→ **WHAT IS NEEDED**:
Could the data below be copied out in full, word for word?

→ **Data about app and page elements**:
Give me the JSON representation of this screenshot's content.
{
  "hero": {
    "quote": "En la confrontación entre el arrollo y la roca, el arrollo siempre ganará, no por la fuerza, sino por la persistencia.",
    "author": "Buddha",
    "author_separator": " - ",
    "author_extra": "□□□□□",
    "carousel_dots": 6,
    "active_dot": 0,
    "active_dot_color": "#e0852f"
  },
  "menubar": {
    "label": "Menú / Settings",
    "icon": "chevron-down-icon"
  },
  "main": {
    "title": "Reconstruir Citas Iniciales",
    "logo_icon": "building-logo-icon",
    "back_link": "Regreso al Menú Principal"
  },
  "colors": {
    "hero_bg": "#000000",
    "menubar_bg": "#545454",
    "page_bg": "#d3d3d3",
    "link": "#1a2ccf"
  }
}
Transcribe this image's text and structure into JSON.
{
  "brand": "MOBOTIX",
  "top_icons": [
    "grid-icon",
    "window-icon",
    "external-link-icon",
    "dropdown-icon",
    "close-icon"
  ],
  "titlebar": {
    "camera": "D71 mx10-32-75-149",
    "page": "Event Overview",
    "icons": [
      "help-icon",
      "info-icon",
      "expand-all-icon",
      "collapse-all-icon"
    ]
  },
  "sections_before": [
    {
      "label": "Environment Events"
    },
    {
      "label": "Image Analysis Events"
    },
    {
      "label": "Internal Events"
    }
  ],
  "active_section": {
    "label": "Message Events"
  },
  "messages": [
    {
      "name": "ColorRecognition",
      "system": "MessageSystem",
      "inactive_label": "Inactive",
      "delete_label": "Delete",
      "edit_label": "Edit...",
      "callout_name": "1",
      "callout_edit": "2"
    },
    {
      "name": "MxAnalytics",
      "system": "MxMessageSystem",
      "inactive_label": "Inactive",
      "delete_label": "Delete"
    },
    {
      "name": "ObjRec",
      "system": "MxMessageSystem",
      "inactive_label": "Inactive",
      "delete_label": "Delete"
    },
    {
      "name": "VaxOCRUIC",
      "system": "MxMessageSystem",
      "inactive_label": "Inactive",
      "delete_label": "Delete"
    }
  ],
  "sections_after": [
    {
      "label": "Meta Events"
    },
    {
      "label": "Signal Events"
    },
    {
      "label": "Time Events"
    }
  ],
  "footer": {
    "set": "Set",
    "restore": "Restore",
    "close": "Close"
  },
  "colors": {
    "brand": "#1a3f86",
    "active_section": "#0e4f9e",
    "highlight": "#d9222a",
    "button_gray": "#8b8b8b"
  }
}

→ **RESULT OF THIS TASK**:
Give me the JSON representation of this screenshot's content.
{
  "hero": {
    "quote": "En la confrontación entre el arrollo y la roca, el arrollo siempre ganará, no por la fuerza, sino por la persistencia.",
    "author": "Buddha",
    "author_separator": " - ",
    "author_extra": "□□□□□",
    "carousel_dots": 6,
    "active_dot": 0,
    "active_dot_color": "#e0852f"
  },
  "menubar": {
    "label": "Menú / Settings",
    "icon": "chevron-down-icon"
  },
  "main": {
    "title": "Reconstruir Citas Iniciales",
    "logo_icon": "building-logo-icon",
    "back_link": "Regreso al Menú Principal"
  },
  "colors": {
    "hero_bg": "#000000",
    "menubar_bg": "#545454",
    "page_bg": "#d3d3d3",
    "link": "#1a2ccf"
  }
}
Transcribe this image's text and structure into JSON.
{
  "brand": "MOBOTIX",
  "top_icons": [
    "grid-icon",
    "window-icon",
    "external-link-icon",
    "dropdown-icon",
    "close-icon"
  ],
  "titlebar": {
    "camera": "D71 mx10-32-75-149",
    "page": "Event Overview",
    "icons": [
      "help-icon",
      "info-icon",
      "expand-all-icon",
      "collapse-all-icon"
    ]
  },
  "sections_before": [
    {
      "label": "Environment Events"
    },
    {
      "label": "Image Analysis Events"
    },
    {
      "label": "Internal Events"
    }
  ],
  "active_section": {
    "label": "Message Events"
  },
  "messages": [
    {
      "name": "ColorRecognition",
      "system": "MessageSystem",
      "inactive_label": "Inactive",
      "delete_label": "Delete",
      "edit_label": "Edit...",
      "callout_name": "1",
      "callout_edit": "2"
    },
    {
      "name": "MxAnalytics",
      "system": "MxMessageSystem",
      "inactive_label": "Inactive",
      "delete_label": "Delete"
    },
    {
      "name": "ObjRec",
      "system": "MxMessageSystem",
      "inactive_label": "Inactive",
      "delete_label": "Delete"
    },
    {
      "name": "VaxOCRUIC",
      "system": "MxMessageSystem",
      "inactive_label": "Inactive",
      "delete_label": "Delete"
    }
  ],
  "sections_after": [
    {
      "label": "Meta Events"
    },
    {
      "label": "Signal Events"
    },
    {
      "label": "Time Events"
    }
  ],
  "footer": {
    "set": "Set",
    "restore": "Restore",
    "close": "Close"
  },
  "colors": {
    "brand": "#1a3f86",
    "active_section": "#0e4f9e",
    "highlight": "#d9222a",
    "button_gray": "#8b8b8b"
  }
}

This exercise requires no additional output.